Study material ▸

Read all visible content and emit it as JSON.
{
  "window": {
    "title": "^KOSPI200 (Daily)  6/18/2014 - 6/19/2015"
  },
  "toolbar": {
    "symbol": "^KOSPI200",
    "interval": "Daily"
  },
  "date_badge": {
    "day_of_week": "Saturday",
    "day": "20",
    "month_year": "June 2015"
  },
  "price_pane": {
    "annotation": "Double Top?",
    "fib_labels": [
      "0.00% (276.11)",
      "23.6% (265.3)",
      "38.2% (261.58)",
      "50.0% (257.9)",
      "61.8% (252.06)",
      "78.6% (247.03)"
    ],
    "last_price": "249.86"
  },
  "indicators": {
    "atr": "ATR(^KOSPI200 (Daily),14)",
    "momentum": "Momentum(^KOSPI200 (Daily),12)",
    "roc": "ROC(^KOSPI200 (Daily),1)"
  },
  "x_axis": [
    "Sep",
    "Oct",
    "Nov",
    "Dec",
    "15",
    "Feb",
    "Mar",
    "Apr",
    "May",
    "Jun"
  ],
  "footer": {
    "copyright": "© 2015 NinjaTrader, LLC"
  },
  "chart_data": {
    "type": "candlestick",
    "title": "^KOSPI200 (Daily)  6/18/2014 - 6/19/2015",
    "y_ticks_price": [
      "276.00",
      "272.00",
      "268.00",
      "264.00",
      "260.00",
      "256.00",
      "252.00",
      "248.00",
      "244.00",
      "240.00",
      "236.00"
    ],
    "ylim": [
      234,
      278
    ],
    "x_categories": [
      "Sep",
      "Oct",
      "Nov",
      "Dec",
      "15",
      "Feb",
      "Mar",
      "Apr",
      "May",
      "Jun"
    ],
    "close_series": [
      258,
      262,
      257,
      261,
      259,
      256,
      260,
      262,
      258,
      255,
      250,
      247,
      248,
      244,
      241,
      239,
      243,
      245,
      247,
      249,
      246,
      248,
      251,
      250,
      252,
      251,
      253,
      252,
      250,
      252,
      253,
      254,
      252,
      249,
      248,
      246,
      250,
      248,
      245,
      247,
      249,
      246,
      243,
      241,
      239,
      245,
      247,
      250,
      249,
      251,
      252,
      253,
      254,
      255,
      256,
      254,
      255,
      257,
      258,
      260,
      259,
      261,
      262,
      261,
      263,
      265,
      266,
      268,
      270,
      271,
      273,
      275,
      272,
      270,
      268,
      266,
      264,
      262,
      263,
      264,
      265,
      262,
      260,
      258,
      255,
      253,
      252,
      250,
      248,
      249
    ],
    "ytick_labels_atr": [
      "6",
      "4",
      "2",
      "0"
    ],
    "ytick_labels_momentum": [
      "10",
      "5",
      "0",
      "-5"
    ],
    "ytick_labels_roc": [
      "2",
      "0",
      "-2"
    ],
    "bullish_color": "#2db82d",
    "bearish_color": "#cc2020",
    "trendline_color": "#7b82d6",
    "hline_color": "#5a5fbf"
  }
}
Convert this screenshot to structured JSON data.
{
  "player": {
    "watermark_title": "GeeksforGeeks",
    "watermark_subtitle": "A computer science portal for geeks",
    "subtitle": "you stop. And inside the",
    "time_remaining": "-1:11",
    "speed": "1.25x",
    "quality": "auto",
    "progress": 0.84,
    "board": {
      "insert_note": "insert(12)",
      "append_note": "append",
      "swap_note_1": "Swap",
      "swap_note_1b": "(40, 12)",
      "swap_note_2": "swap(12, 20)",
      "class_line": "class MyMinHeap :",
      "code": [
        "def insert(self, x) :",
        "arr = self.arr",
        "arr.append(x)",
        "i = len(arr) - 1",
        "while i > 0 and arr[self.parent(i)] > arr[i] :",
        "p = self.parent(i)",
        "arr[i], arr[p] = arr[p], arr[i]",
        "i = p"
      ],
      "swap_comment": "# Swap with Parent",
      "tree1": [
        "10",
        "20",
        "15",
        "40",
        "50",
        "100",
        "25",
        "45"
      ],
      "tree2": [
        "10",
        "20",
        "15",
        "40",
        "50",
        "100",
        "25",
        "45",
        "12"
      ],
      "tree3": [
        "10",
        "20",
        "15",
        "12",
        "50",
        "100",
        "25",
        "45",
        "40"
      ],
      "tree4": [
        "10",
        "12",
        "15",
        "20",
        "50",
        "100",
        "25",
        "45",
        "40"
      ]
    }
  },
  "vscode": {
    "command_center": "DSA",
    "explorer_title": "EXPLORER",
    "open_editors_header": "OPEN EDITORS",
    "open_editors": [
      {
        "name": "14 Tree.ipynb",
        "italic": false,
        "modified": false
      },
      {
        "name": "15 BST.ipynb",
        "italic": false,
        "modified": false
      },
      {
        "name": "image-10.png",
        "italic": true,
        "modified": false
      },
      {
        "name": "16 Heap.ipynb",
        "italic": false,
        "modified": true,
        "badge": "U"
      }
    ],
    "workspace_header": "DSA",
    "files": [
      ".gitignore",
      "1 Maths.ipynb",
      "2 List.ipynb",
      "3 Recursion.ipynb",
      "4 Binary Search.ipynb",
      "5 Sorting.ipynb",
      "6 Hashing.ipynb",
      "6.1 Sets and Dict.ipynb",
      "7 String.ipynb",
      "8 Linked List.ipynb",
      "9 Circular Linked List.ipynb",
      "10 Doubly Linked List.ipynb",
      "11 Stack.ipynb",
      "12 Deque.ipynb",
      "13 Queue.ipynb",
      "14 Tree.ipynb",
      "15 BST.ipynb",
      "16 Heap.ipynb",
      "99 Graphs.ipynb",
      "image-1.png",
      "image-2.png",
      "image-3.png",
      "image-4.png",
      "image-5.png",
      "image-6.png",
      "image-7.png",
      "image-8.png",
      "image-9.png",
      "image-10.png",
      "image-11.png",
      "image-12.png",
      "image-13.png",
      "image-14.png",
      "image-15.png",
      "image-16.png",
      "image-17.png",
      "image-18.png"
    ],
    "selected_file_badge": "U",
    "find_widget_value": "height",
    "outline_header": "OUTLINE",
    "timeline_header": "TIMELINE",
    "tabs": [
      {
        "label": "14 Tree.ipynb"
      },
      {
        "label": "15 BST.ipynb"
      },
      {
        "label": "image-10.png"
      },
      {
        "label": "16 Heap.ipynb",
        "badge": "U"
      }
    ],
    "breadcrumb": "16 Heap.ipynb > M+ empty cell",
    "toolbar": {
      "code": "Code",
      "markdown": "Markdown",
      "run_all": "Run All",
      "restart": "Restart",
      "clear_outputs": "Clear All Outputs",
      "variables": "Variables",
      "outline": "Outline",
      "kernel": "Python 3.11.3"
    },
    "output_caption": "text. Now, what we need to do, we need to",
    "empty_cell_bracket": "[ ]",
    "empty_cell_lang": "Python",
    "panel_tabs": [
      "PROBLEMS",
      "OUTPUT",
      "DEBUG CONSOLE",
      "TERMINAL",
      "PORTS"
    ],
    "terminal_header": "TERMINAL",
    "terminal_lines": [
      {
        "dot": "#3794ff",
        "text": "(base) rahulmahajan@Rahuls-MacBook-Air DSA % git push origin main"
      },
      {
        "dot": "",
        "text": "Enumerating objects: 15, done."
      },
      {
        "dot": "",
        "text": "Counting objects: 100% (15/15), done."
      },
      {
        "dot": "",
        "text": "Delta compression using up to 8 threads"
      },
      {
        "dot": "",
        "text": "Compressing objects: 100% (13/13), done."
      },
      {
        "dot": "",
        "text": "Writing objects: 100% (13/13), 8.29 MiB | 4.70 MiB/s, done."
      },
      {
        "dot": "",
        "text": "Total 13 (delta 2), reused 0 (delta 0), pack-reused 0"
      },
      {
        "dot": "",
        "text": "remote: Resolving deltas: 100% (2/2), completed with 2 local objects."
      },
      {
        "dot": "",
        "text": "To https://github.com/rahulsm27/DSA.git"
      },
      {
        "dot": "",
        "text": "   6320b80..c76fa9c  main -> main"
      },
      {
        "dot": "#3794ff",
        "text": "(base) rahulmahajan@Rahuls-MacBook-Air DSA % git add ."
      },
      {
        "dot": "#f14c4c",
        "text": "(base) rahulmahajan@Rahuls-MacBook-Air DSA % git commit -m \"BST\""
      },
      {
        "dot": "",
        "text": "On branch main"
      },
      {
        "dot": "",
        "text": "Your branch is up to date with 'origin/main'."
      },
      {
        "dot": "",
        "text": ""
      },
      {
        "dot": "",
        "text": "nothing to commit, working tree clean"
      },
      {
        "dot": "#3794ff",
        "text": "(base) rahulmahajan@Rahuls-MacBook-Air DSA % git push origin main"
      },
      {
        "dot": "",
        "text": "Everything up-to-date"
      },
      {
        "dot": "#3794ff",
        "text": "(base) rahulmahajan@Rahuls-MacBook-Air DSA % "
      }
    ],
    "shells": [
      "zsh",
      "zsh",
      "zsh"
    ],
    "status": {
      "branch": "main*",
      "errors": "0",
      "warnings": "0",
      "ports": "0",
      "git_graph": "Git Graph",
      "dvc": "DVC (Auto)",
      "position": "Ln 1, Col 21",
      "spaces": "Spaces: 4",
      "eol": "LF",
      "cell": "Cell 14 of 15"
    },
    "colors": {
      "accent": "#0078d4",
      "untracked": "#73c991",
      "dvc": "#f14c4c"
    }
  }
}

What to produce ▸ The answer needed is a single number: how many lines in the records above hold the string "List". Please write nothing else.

Answer space ▸ 4